▶ **Problem requirements**
Take from the data every line in which the word "icon" is found.

▶ **Data records**
-*-
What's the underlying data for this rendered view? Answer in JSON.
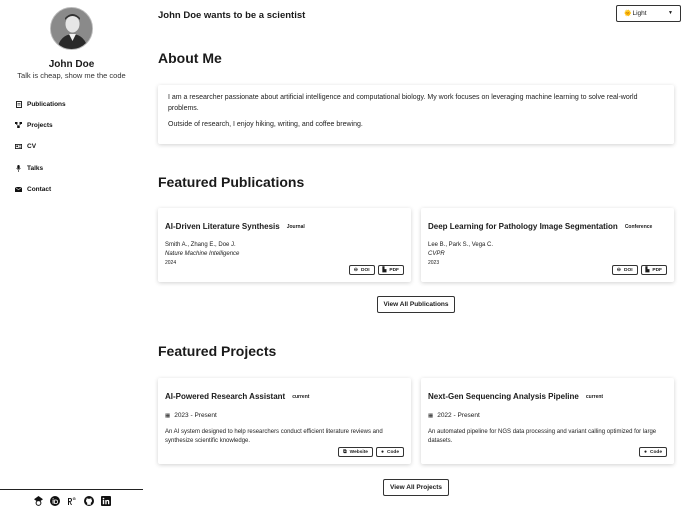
{
  "sidebar": {
    "name": "John Doe",
    "tagline": "Talk is cheap, show me the code",
    "nav": [
      {
        "label": "Publications",
        "icon": "document-icon"
      },
      {
        "label": "Projects",
        "icon": "projects-icon"
      },
      {
        "label": "CV",
        "icon": "id-card-icon"
      },
      {
        "label": "Talks",
        "icon": "microphone-icon"
      },
      {
        "label": "Contact",
        "icon": "envelope-icon"
      }
    ],
    "social": [
      "google-scholar-icon",
      "orcid-icon",
      "researchgate-icon",
      "github-icon",
      "linkedin-icon"
    ]
  },
  "header": {
    "title": "John Doe wants to be a scientist",
    "theme": "Light"
  },
  "about": {
    "heading": "About Me",
    "p1": "I am a researcher passionate about artificial intelligence and computational biology. My work focuses on leveraging machine learning to solve real-world problems.",
    "p2": "Outside of research, I enjoy hiking, writing, and coffee brewing."
  },
  "publications": {
    "heading": "Featured Publications",
    "items": [
      {
        "title": "AI-Driven Literature Synthesis",
        "type": "Journal",
        "authors": "Smith A., Zhang E., Doe J.",
        "venue": "Nature Machine Intelligence",
        "year": "2024"
      },
      {
        "title": "Deep Learning for Pathology Image Segmentation",
        "type": "Conference",
        "authors": "Lee B., Park S., Vega C.",
        "venue": "CVPR",
        "year": "2023"
      }
    ],
    "doi_label": "DOI",
    "pdf_label": "PDF",
    "view_all": "View All Publications"
  },
  "projects": {
    "heading": "Featured Projects",
    "items": [
      {
        "title": "AI-Powered Research Assistant",
        "status": "current",
        "dates": "2023 - Present",
        "desc": "An AI system designed to help researchers conduct efficient literature reviews and synthesize scientific knowledge."
      },
      {
        "title": "Next-Gen Sequencing Analysis Pipeline",
        "status": "current",
        "dates": "2022 - Present",
        "desc": "An automated pipeline for NGS data processing and variant calling optimized for large datasets."
      }
    ],
    "website_label": "Website",
    "code_label": "Code",
    "view_all": "View All Projects"
  }
}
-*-
▶ **Solution for this task**
        "icon": "document-icon"
        "icon": "projects-icon"
        "icon": "id-card-icon"
        "icon": "microphone-icon"
        "icon": "envelope-icon"
      "google-scholar-icon",
      "orcid-icon",
      "researchgate-icon",
      "github-icon",
      "linkedin-icon"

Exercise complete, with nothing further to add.